San Francisco celebrates Indigenous Peoples Day as a formal holiday for the first time


Lindsey Moore

Crowds gathered at the Yerba Buena Gardens in San Francisco for the first official Indigenous People’s Day celebration on Monday October 8, 2018. (Lindsey Moore/Golden Gate Xpress)

As the stigma around Columbus Day has changed over the course of some years, people have been quick to highlight the atrocious acts of Christopher Columbus, which includes rape, genocide and torture, leading many to protest the holiday under his name.

“Christopher Columbus was a rapist and a murderer. I feel like in America, they teach you when you were young, ‘he discovered America, this is important history,’ but in reality, it’s all lies,” said Amalia Lamar, an undeclared major at SF State.

Oct. 8, 2018, marked the first formal Indigenous Peoples Day in the city of San Francisco. San Francisco’s Board of Supervisors discontinued the Columbus Day holiday on Jan. 23 of this year in a 10-1 vote favoring the removal of Columbus Day and changing it to Indigenous Peoples Day.

In addition to removing Columbus Day, the Columbus statue in front of City Hall was removed after a vote by the San Francisco Arts Commission in March earlier this year.

“It’s about time,” announced Mayor London Breed at the Indigenous Peoples Day event at Yerba Buena Gardens in San Francisco.

Different native tribes and supporters of the new holiday gathered at the event, where there was singing, dancing, poetry readings and native goods for sale.

The vote to change Columbus Day to Indigenous Peoples Day was an effort by District 10 supervisor Malia Cohen, who attended the event.

“I was a little surprised by how much push and pull we went through to declare today Indigenous Peoples Day,” Cohen said.

The vote is seen to be overdue by many, with San Francisco being a historically and legislatively progressive city. Seventy-six other counties and cities have adopted official recognition of Indigenous Peoples Day instead of Columbus Day. Berkeley, a close neighbor to San Francisco, was the first city in the U.S. to recognize Indigenous Peoples Day in 1992. There have been efforts in San Francisco since the 1970s to get rid of Columbus Day.
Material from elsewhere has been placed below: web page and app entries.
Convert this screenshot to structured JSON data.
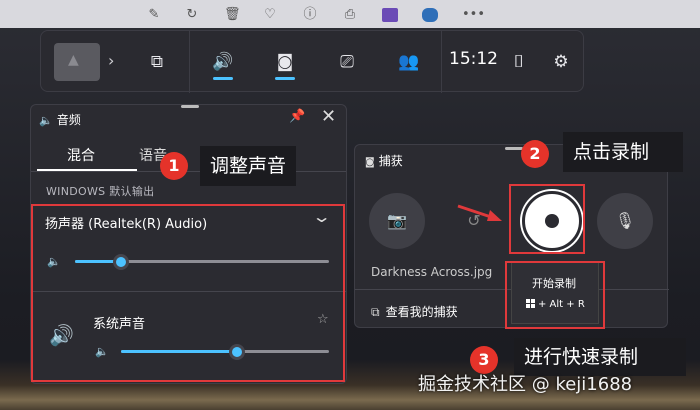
{
  "gamebar": {
    "time": "15:12"
  },
  "audio": {
    "title": "音频",
    "tabs": [
      {
        "label": "混合",
        "active": true
      },
      {
        "label": "语音",
        "active": false
      }
    ],
    "output_header": "WINDOWS 默认输出",
    "device_label": "扬声器 (Realtek(R) Audio)",
    "master_volume": 0.18,
    "app_label": "系统声音",
    "app_volume": 0.56
  },
  "capture": {
    "title": "捕获",
    "last_file": "Darkness Across.jpg",
    "view_captures": "查看我的捕获",
    "tooltip_title": "开始录制",
    "tooltip_shortcut": "+ Alt + R"
  },
  "annotations": [
    {
      "number": "1",
      "text": "调整声音"
    },
    {
      "number": "2",
      "text": "点击录制"
    },
    {
      "number": "3",
      "text": "进行快速录制"
    }
  ],
  "watermark": "掘金技术社区 @ keji1688",
  "colors": {
    "accent": "#4cc2ff",
    "highlight_red": "#e0393b",
    "panel_bg": "#2b2b31"
  },
  "icons": {
    "audio": "speaker-icon",
    "capture": "webcam-icon",
    "performance": "monitor-icon",
    "social": "people-icon",
    "settings": "gear-icon",
    "mouse": "mouse-icon"
  }
}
Andrea Carmen, International Indian Treaty Council executive director, wished to convey that although the city is officially recognizing the holiday, indigenous groups have been celebrating Indigenous Peoples Day for decades.

Indigenous Peoples Day has been observed by inhabitants of San Francisco and beyond, especially on Alcatraz Island. The annual Indigenous Peoples Day and Thanksgiving sunrise ceremonies have taken place for years on Alcatraz Island.

“We have been commemorating here on Alcatraz Island where it all started since 1979, the day of Indigenous Peoples, to counter the myth and the lies and history that are presented by the commemoration and dedication of a national holiday to a colonial pirate that brought genocide to this continent,” Carmen said.

With the first Indigenous Peoples Day in San Francisco wrapped up, it’s important to recognize the truth of American history as told by the descendants of America’s real ancestors.

“It’s important to acknowledge the people that actually were here and pay our respects to that rather than a guy who thought he was the first one to discover America,” Lamar said.